Krill oil is made from krill. It contains Omega-3 fatty acids, a class of compounds reported to aid in lowering both cholesterol and blood pressure when used as a dietary supplement. A clinical study conducted at University of Montreal concluded that Neptune Krill Oil (NKO) can significantly reduce dysmenorrhea and the emotional symptoms of premenstrual syndrome. Krill oil contains potent antioxidants that protect the oil causing it to be relatively stable. Since NKO is an unrefined product it has more toxic residues in it than purified fish oils. The fishery for Antarctic Krill is relatively new. Little is known about the effect that the fishery poses to natural krill predators such as the Adelie Penguin and several baleen whales. This oil, like fish oil, contains both of the omega-3 fats eicosapentanoic acid (EPA) and docosahexanoic acid (DHA), but hooked together in a different form. In fish oil these omega-3 fatty acids are found in the triglyceride form whereas in the oil they are hooked up in a double chain phospholipid structure. (The fats in our own cell walls are in the phospholipid form.) Attached to the EPA leg of the phospholipid is a molecule of astaxanthin, an extremely potent anti-oxidant.
Krill are shrimp-like crustaceans that are approximately 1 to 6 centimeters long. Krill live is the ocean, where they feed mainly on phytoplankton.

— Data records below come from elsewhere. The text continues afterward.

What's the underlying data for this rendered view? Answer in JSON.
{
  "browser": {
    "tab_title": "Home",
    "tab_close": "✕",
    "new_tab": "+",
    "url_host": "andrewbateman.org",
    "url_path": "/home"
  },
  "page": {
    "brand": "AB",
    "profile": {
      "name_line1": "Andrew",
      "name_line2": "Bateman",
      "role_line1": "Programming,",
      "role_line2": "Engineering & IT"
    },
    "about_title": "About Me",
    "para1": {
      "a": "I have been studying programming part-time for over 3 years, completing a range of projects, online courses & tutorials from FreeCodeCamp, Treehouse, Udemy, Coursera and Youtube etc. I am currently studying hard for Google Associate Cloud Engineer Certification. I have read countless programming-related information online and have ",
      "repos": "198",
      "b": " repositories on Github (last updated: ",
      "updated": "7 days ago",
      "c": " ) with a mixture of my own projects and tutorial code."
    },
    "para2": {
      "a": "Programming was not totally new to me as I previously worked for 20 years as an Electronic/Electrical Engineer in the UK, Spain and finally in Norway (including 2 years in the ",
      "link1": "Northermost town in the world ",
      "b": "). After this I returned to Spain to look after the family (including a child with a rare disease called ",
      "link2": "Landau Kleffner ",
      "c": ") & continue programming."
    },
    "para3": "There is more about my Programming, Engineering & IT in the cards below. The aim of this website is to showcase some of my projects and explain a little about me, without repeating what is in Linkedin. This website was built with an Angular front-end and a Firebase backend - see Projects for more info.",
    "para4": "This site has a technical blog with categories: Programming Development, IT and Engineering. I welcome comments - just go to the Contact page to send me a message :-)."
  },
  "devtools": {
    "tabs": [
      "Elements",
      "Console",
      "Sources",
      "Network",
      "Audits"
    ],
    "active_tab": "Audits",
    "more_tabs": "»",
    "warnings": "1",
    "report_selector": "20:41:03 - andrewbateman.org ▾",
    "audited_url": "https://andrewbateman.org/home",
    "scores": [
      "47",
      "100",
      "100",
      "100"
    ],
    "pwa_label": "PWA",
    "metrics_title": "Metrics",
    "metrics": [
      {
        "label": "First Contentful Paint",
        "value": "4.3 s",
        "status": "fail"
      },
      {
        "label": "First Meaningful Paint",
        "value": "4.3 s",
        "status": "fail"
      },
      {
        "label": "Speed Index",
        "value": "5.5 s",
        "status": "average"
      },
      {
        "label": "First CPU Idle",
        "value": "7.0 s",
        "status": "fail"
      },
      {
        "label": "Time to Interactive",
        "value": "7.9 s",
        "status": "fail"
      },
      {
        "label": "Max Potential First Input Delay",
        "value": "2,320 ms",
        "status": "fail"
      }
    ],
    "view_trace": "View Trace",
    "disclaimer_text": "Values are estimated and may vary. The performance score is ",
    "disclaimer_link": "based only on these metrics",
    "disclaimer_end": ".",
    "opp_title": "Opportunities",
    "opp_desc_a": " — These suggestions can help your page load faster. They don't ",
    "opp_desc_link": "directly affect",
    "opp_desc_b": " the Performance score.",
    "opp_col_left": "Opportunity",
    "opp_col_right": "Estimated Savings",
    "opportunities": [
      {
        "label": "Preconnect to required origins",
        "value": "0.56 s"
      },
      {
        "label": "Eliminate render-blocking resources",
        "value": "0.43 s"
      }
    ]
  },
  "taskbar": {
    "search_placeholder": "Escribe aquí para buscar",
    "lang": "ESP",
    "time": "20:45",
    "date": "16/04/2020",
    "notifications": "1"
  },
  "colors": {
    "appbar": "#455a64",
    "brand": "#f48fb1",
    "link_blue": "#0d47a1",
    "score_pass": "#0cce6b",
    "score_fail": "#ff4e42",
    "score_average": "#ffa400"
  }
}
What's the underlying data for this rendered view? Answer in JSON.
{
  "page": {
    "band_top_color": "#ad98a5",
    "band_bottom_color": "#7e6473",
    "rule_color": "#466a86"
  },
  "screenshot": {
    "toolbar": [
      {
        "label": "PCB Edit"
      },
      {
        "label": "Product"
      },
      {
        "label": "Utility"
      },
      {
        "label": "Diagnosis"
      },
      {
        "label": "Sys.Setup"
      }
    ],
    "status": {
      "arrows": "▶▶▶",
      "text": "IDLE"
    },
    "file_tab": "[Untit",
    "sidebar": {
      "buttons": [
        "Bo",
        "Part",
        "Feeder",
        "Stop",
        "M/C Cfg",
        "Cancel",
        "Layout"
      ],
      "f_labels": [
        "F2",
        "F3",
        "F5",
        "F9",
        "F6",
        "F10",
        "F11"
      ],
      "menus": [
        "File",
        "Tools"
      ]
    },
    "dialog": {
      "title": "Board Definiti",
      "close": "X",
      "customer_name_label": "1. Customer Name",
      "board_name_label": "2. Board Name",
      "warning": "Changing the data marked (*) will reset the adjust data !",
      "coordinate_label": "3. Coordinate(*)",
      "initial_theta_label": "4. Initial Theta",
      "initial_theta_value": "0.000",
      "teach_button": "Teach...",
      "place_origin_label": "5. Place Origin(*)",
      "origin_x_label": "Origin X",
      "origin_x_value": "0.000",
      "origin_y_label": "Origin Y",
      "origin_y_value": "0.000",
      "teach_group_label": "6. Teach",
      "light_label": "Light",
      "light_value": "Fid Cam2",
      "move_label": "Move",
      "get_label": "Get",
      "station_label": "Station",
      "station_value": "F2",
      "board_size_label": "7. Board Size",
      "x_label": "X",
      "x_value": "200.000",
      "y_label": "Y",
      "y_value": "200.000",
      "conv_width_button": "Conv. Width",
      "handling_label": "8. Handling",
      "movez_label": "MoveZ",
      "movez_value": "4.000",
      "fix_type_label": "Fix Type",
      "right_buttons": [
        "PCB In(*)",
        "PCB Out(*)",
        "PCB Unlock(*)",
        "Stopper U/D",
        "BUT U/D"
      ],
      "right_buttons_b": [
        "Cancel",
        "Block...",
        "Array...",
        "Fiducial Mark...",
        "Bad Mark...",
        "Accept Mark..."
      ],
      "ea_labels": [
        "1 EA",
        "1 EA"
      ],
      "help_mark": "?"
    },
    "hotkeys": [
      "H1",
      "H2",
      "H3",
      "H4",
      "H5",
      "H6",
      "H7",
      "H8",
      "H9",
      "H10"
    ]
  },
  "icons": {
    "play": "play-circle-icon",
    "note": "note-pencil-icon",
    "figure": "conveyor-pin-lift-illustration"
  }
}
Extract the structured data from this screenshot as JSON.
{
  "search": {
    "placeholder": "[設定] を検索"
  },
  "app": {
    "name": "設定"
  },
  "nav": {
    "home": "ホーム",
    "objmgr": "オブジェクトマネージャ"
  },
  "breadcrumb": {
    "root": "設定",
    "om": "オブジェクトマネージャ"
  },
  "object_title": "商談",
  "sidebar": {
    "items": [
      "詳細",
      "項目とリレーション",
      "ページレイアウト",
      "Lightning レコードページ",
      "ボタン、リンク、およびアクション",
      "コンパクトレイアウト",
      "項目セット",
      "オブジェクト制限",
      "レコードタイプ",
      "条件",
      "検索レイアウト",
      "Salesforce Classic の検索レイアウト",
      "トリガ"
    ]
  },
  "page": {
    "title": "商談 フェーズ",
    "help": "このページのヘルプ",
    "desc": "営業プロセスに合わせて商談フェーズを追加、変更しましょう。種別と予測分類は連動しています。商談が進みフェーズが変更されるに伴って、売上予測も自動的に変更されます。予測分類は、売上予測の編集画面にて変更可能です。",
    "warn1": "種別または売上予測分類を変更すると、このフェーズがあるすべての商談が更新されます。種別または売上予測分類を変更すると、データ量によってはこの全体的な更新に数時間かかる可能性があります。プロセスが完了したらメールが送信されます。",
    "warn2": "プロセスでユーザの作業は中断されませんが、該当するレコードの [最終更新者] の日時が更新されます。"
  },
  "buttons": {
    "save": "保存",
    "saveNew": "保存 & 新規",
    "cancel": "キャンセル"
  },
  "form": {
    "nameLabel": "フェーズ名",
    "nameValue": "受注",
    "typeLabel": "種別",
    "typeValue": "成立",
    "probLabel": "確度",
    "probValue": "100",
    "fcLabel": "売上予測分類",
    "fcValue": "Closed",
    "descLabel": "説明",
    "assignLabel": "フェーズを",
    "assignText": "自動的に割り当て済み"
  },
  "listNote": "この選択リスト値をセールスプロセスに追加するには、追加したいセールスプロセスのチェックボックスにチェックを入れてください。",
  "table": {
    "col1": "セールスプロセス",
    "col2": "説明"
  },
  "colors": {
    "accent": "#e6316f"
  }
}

They're near the bottom of the food chain and are eaten by whales, seals, penguins, squid and fish. Commercial fishing of krill occurs primarily in the Southern Ocean and the northern Pacific Ocean along the coasts of Canada and Japan. Krill that are caught are used for aquaculture and aquarium feeds, sport fishing bait or they are eaten as food. In Japan, krill that's caught for food is called okiami. A study in the Journal of the American College of Nutrition examined this type of fish oil (300 mg daily) compared to a placebo and found that krill oil was effective at reducing arthritis symptoms and inflammation. Preliminary research suggests this kind of fish oil may help reduce symptoms of premenstrual syndrome (PMS), however, more research is needed. People with allergies to seafood shouldn't use this oil. People with bleeding disorders shouldn't use krill oil unless under the supervision of a qualified health professional.
Krill oil, the oil that's found naturally in krill, is extracted and sold as a nutritional supplement. Krill Oil is sold in some health food stores and online in capsule form. Krill oil contains omega-3 fatty acids, which is the main reason it's becoming popular as a nutritional supplement. Another reason krill oil is becoming popular is because it contains an antioxidant called astaxanthin. The algae that krill eat produces the bright red pigment astaxanthin that gives krill and other crustaceans such as lobster and shrimp their reddish-pink color. Antioxidants protect our body cells from damage from free radicals, unstable substances that are thought to contribute to certain chronic diseases. Unlike many other antioxidants, astaxanthin crosses the blood-brain barrier, where it could theoretically protect the eye, brain and central nervous system from free radical damage.